When DH was finally able to call, he could not say if he would have time off for Thanksgiving. He did say that I would at least be able to share a meal with him in the DFAC (Dining Facility). So, with high hopes, I booked a plane ticket.

As it turned out, DH had CQ duty the day before Thanksgiving. That means that he had 24-hour duty manning a desk. In this case, it was 0900 (9 a.m.) on Wendnesday to 0900 on Thursday.

As late as that Tuesday, I still did not know whether or not DH would be allowed to leave post. Others with family in the area had been given passes to see them, but there was little provision for wives flying in.

As it turns out, I had the privilege of spending Thanksgiving with a very sleepy DH and then a wonderful Friday and Saturday with him, as well. He was not allowed to leave the Ft. Benning / Columbus, GA area but he was allowed to stay overnight with me.

Even better, he had received tentative permission to take Christmas Exodus (two weeks of December vacation).

Of course, nothing goes off without a hitch. Shortly after we booked tickets to Spain, HHC tried to change the travel dates. An announcement was made that anyone who could not produce tickets by the close of business would not be allowed to leave on the day originally chosen.

Given the restrictions, however, DH had no access to e-mail, a cell phone, or a fax machine. He offered to give his password to a sergeant but the sergeant said, "That's just a trap. If I do that, you'll get me into trouble for identity theft. I don't need your identity. I have my own."

Yeah. Uh huh. Hmmm...

Finally, they relented somewhat. DH was able to call me and I could e-mail the necessary documentation to him. He would be allowed to check in a couple of days and, if the reservations had the correct dates, our trip would be approved.

Too easy.

In fact, shortly before he was to leave to meet me in New York, he found out through the grapevine that no one was allowed to leave the country without a safety briefing on terrorism.

No one had informed him of this and he and several others ran around post, trying to get this briefing. Everyone told then it was too late, they couldn't fit in.

The day before they left, they finally got their briefing--a fifteen minute videotape.

Two magnificent weeks with my husband! After spending the holidays with Marc’s family, we flew to Jerez de la Frontera, Spain. We traveled by train and bus throughout Andalucia, practicing our Spanish, visiting cathedrals and mosques, and sampling tapas. From the friendly Barbary apes of Gibraltar, to the pedestrian-friendly streets of Seville, and the beautiful views of Granada, we had a spectacular vacation.

We spend New Year's Eve in the town square of granada, sipping champagne and eating the traditional New Year's grapes. There was a band and fireworks and an appearance from the town mayor.

On Saturday, January 10, I received DH's first letters from OCS. He reported that the beginning of OCS was even more exhausting than the beginning of Basic. There is no free time in this beginning phase. They are not allowed to stay up past lights out and they only have two or three minutes to consume each meal.
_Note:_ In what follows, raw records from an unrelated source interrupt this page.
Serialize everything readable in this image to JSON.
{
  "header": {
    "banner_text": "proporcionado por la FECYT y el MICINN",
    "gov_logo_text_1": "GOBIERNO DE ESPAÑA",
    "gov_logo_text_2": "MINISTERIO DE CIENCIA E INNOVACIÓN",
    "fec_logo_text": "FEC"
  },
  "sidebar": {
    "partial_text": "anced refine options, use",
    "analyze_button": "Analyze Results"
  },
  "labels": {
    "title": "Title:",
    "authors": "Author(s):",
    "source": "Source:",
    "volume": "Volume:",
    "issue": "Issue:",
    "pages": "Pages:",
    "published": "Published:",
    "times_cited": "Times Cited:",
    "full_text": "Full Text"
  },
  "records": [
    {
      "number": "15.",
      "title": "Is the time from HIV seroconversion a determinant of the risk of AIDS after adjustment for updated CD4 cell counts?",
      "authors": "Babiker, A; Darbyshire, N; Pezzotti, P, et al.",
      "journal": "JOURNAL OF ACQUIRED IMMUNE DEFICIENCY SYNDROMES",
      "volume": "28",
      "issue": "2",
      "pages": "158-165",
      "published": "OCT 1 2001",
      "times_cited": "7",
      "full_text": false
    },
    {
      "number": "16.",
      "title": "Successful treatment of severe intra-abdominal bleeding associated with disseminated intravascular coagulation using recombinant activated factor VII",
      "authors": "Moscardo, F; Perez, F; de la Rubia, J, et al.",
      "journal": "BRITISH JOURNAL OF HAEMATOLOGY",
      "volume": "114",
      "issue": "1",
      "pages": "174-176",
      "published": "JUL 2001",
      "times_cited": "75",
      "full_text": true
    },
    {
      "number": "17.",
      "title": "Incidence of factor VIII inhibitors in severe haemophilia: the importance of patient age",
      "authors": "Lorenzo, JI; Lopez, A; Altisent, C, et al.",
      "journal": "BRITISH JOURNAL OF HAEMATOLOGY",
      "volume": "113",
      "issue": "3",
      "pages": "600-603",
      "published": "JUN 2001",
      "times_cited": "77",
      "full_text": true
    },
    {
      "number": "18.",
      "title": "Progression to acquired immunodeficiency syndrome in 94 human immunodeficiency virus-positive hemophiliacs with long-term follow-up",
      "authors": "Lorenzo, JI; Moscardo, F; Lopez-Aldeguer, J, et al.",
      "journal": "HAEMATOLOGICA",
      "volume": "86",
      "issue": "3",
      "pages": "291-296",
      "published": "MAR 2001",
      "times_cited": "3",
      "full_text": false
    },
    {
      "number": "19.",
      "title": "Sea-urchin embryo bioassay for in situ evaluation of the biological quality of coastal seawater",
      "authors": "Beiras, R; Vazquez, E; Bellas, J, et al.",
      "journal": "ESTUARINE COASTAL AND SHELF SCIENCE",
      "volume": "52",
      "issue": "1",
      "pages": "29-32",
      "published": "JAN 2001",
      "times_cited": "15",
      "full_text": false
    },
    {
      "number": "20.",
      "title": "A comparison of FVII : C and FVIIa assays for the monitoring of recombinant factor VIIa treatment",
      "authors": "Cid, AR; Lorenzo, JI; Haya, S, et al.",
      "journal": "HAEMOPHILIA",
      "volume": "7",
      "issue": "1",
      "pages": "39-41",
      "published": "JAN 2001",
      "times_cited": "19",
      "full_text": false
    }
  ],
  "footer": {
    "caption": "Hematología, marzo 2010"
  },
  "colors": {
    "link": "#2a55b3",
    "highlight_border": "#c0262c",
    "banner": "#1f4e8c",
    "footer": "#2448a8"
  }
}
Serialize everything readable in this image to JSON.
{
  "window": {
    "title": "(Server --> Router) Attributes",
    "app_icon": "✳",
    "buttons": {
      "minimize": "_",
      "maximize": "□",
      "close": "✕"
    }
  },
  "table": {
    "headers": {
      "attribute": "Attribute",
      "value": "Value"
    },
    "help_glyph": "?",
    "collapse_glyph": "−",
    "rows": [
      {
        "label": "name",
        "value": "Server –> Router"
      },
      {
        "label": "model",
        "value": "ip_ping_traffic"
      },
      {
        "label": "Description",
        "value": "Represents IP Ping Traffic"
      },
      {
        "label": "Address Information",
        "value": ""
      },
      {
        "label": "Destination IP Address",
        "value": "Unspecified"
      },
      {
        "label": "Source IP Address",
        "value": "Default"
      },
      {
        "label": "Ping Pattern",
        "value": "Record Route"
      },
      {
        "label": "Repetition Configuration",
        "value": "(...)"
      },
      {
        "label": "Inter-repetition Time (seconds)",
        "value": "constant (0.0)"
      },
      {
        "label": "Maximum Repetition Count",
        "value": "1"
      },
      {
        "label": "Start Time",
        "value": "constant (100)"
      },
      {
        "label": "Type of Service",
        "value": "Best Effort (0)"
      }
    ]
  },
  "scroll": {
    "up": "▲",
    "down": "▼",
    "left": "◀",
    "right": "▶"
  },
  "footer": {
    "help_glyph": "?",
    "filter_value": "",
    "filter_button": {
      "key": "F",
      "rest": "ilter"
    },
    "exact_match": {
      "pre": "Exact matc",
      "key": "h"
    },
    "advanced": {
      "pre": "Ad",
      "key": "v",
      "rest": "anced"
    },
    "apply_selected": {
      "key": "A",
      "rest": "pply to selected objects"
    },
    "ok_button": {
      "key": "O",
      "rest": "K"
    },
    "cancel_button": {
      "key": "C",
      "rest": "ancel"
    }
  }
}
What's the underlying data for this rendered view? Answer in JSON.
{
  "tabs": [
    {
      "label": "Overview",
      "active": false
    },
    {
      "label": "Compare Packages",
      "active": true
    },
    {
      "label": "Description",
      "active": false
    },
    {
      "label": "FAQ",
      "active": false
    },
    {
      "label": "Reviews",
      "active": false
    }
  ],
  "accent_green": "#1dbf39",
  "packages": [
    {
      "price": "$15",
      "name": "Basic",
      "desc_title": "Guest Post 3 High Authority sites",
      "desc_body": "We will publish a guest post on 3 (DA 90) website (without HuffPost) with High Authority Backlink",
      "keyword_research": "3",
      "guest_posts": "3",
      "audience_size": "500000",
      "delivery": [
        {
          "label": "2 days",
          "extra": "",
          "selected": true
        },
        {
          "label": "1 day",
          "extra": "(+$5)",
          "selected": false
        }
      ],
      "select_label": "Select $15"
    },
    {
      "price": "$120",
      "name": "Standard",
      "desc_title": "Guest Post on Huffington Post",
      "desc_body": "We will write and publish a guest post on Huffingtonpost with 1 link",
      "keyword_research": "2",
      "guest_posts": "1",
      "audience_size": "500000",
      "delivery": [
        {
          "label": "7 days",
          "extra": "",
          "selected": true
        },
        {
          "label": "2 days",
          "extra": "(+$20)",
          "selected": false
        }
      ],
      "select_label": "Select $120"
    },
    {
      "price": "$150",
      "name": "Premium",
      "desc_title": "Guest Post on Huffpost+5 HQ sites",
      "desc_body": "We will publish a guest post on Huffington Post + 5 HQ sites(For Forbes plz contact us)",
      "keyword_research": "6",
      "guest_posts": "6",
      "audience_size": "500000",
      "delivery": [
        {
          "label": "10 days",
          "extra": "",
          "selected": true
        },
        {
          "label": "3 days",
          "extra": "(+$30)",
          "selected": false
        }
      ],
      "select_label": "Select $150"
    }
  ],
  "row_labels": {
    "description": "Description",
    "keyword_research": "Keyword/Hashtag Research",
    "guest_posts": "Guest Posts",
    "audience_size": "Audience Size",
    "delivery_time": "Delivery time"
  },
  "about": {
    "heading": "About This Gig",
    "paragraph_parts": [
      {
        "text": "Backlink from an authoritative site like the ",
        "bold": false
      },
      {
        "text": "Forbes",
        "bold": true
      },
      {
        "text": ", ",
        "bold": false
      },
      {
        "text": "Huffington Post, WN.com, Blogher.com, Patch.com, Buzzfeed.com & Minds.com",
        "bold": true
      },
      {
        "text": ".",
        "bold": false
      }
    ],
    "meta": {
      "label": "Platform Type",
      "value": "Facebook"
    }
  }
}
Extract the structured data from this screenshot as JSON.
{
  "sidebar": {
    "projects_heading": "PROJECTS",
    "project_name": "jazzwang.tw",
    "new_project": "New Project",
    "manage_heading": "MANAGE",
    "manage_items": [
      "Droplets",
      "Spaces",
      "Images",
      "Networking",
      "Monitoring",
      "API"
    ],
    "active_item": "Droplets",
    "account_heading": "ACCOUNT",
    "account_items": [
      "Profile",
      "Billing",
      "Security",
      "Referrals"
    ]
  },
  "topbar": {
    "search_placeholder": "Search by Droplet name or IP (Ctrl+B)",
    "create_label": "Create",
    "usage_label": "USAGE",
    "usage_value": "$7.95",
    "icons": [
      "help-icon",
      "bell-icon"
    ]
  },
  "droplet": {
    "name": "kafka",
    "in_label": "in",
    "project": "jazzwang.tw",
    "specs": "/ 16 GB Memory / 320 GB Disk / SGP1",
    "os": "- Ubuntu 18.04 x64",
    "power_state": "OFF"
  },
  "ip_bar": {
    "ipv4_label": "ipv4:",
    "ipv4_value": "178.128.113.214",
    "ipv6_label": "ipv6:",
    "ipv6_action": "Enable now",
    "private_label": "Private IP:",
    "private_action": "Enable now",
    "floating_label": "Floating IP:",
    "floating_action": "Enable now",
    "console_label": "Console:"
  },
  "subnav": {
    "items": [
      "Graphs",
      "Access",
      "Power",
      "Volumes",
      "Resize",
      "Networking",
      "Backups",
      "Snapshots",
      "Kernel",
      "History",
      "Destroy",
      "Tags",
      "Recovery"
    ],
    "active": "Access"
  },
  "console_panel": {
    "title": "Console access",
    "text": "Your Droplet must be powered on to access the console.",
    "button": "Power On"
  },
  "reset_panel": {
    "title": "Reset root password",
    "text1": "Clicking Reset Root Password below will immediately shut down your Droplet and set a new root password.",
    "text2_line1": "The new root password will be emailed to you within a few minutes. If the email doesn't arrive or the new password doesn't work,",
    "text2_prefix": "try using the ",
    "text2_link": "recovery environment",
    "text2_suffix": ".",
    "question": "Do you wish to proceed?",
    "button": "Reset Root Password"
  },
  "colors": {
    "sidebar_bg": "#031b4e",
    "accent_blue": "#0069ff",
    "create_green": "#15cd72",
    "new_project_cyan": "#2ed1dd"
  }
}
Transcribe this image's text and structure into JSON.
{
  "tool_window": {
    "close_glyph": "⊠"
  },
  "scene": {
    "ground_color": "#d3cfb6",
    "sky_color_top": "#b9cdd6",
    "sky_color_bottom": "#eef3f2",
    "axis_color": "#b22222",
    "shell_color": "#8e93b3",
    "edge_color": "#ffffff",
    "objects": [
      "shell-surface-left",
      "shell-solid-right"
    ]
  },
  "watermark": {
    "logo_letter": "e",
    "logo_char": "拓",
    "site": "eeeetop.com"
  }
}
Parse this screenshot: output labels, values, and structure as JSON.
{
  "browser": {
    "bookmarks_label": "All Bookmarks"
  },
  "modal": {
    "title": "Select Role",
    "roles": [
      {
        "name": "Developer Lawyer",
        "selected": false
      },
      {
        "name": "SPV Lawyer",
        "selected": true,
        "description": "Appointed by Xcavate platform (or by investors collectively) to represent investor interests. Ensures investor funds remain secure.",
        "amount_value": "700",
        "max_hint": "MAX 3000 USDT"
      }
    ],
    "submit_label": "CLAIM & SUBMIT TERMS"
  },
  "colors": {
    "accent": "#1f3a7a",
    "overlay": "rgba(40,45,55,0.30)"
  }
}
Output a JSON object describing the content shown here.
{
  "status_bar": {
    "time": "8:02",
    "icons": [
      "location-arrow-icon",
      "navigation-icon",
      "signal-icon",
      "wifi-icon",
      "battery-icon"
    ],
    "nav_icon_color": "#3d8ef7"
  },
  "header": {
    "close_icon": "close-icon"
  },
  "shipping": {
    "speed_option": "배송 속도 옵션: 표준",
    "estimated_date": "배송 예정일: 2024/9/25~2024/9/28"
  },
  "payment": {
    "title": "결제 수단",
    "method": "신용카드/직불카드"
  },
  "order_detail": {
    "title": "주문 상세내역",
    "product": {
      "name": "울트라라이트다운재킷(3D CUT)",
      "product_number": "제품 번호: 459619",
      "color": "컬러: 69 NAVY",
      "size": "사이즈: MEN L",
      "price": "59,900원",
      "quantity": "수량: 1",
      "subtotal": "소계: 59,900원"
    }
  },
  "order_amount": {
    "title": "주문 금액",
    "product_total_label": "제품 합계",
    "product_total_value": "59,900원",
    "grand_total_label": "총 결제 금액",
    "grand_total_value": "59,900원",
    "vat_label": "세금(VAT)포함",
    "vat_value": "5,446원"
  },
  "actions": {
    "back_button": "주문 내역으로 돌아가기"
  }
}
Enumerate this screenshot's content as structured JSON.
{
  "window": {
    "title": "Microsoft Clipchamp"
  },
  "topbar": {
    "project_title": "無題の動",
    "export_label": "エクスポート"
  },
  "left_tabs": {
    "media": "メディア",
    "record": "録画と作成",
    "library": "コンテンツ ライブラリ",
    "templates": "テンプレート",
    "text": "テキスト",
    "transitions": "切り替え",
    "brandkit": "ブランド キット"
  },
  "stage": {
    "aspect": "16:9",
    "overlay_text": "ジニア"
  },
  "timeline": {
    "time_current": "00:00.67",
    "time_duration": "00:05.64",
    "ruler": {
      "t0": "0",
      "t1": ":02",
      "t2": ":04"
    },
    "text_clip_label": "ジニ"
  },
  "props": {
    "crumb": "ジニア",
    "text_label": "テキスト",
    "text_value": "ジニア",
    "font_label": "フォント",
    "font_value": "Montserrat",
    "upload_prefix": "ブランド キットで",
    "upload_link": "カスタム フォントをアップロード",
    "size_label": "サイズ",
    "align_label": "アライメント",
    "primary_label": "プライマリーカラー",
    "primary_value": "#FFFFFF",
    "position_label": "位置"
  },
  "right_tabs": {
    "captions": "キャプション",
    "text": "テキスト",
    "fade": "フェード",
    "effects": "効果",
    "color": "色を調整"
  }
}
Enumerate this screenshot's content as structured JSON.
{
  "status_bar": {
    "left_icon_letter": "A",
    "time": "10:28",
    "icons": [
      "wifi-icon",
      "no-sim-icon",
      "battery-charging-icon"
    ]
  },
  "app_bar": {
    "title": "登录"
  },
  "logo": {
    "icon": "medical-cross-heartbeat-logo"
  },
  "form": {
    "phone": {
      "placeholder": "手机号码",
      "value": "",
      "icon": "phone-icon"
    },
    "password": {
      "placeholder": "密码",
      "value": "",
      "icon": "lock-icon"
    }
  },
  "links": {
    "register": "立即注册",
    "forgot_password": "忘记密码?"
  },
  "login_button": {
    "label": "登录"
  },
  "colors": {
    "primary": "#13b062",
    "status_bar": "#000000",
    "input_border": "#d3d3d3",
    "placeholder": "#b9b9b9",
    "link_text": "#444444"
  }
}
Officer Candidate School also requires a degree of memorization that even my DH called “intense.” DH's time was also taken up with additional responsibilities as first squad leader. Throughout OCS, the candidates rotate leadership responsibilities.

Although they were not yet plugged into the demerit system of OCS, candidates began dropping early. Several came back from “Christmas Exodus” with injuries and will be “recycled” into a later class. Another four of DH’s platoon of 30 did not survive the first PT test.

The TAC (Teach, Advise, Counsel -- the OCS equivalent of drill sergeants) staff managed to create enough stress that one female candidate fainted at a morning formation.

Although DH was already 27, he fared well on his first PT test! DH led his squad to beat all the other squads in his platoon on the obstacle course. His wall-jumping ability also began to improve. His squad faced off against the champions from other platoons and won, earning the name “Warrior Squad.” As leader of the Warrior Squad, DH was called upon to make a brief speech in front of the company.

So, as usual, I had much cause to be proud of my Dearest Husband.